A landlord is entitled to consider the administrative, financial, or programmatic repercussions of allowing an animal onto the premises, including the potential disturbance to other tenants. Typically, a landlord will have a difficult time establishing that an emotional support animal constitutes a fundamental alteration or undue burden. If the emotional assistance animal is particularly disruptive, or the tenant fails to take proper measures to ensure that the animal does not bother other tenants, however, the landlord may be justified in denying the accommodation or ultimately filing for an eviction.
A landlord is not allowed to deny a reasonable accommodation based on the animal’s breed, weight or size since there is no restriction for an Emotional Support Animal.
Can a landlord charge a pet deposit or pet rent?
Since an Emotional Support Animal is not considered a pet the tenant should be exempt from the deposit. According to HUD’s handbook for subsidized multifamily programs: A housing provider may not require an applicant or tenant to pay a fee or a security deposit as a condition of allowing the applicant or tenant to keep the emotional support animal. Occupancy Requirements of Subsidized Multifamily Housing Programs, HUD, No. 4350.3, 2-44(E) (2013). 5 If the emotional support animal causes damage to the housing unit or the common areas of the dwelling, however, the housing provider may charge the cost of repairing the damage
What if the need for an accommodation arises after the person has signed the lease?

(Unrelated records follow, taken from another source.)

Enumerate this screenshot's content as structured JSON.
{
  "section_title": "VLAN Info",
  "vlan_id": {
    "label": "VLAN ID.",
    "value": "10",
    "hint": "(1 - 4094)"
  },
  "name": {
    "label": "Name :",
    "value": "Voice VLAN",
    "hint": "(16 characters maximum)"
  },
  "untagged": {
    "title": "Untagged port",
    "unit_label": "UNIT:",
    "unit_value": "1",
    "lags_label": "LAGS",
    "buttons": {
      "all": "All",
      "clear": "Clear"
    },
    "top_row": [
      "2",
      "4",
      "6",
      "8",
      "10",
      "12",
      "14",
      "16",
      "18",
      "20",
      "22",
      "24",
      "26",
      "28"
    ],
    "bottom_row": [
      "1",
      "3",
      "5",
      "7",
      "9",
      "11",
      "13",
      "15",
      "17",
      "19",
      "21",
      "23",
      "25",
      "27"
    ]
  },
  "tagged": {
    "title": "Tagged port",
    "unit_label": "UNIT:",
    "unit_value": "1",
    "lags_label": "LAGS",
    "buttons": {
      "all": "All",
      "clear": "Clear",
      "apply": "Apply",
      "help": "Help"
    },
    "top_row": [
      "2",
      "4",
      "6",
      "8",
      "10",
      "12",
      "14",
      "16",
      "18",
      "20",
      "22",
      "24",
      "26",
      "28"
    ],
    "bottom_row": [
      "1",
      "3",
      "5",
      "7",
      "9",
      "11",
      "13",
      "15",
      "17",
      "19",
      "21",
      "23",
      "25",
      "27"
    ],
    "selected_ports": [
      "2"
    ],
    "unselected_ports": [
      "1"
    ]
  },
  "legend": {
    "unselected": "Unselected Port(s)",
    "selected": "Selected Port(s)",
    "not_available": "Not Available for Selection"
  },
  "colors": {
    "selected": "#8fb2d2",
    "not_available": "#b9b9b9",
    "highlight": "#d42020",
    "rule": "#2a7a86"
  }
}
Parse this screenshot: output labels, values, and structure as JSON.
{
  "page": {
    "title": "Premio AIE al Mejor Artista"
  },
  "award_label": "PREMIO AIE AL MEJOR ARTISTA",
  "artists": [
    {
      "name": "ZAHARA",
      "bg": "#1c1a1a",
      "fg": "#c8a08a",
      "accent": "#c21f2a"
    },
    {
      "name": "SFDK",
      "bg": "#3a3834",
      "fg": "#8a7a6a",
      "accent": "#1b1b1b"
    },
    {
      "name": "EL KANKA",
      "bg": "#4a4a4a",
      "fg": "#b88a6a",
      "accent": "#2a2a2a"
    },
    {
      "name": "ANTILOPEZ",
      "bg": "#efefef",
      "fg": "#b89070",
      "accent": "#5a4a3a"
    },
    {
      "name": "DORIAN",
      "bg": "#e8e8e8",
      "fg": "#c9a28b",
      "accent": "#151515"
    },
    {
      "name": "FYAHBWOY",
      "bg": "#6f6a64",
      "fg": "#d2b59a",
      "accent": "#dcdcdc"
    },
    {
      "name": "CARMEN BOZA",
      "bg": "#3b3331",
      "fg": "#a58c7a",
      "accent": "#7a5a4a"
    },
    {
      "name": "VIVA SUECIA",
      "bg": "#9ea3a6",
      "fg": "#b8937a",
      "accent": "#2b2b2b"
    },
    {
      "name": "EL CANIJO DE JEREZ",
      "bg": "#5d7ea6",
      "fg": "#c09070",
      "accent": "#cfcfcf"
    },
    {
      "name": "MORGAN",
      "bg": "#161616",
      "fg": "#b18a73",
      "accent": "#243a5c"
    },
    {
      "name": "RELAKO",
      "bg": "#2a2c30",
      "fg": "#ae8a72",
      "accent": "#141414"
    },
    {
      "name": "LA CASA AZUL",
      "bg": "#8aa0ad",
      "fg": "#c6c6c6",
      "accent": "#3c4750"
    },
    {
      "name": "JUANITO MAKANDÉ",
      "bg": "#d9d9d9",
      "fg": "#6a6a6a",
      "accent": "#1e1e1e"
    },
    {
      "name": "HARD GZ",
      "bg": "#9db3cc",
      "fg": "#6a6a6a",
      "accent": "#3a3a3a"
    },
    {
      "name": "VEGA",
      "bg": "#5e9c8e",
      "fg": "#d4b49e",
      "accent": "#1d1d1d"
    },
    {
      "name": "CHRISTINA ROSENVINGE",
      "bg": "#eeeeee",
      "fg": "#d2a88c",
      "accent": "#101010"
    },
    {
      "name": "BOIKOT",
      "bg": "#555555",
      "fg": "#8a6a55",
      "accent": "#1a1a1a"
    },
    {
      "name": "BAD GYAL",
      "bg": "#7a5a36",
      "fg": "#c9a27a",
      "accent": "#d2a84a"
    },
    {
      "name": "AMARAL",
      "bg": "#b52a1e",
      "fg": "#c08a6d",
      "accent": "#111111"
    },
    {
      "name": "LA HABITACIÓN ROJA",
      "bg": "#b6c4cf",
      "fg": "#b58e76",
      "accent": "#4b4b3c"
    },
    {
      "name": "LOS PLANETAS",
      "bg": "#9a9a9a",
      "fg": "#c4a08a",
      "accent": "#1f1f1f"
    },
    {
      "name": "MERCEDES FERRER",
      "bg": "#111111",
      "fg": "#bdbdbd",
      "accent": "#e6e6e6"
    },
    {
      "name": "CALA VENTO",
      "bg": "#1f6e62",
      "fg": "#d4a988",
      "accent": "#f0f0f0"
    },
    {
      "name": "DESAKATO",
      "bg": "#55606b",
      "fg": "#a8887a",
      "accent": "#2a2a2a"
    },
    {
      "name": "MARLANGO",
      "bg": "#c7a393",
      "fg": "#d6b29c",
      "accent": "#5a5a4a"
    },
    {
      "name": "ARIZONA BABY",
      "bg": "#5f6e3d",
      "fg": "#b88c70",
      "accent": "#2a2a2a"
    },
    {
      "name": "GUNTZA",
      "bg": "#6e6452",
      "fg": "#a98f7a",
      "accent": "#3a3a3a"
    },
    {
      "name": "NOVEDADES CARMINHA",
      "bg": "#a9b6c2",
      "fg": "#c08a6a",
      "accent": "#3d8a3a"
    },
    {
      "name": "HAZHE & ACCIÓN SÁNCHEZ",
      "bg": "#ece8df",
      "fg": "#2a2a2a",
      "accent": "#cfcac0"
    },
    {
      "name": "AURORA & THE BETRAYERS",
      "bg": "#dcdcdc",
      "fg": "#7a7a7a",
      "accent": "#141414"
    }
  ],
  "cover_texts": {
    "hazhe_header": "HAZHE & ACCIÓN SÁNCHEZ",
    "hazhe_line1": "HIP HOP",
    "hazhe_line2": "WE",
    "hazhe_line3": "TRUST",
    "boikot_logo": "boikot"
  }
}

The tenant is entitled to an accommodation whenever they have a need for one. The tenant must request an accommodation and must provide all of the required documentation.
I verified the therapist, but I’m concerned that my client just got an “online letter” and I don’t agree with that.
CertaPet is a technology and telehealth platform that connects clients, who are seeking recommendation letters for emotional support animals, to licensed mental health professionals state by state that can evaluate them and determine whether or not they qualify for an emotional support animal as one part of their overall treatment recommendation. I want to assure you that all of our mental health professionals are licensed and you are more than welcome to verify their license numbers. Yes, there might be some companies out there who “auto generate” letters but that our clients are evaluated by a highly trained licensed mental health professional who is available to continue long-term tele-mental health services with them.
What is Teletherapy ?
Teletherapy or TeleMental Health is the process of receiving mental health services from a licensed psychotherapist in your state through phone, video and/or chat. It is widely recognized as an effective way to receive psychotherapeutic support for those individuals who prefer to remain in the comfort of their own home while talking with a therapist.
Online therapy has been used successfully since the late 1990’s in tens of thousands of therapy sessions across the United States. It has been found to be an effective and appropriate treatment for speech disorders in 20 years of research by over 40 academic published peer-reviewed studies
I keep hearing about the increase in Emotional Support Animals, what’s that about?
An estimate of 61.5 million Americans (or 1 in 4) suffer from a mental or emotional disability.
Emotional Support Animals are there for a person and help alleviate symptoms of a mental or emotional disability through companionship and affection.
The human-animal bond is a powerful thing. Humans have been domesticating animals and keeping them as pets for centuries.
Emotional support animals, or ESAs, perform a similar function for people suffering from mental or emotional, rather than physical, disabilities. Indeed, ESAs have been very popular recently, as more people seek to improve their mental well-being through animal companionship. ESA’s are considered an alternative and very effective therapy for those who suffer from a mental or emotional disability.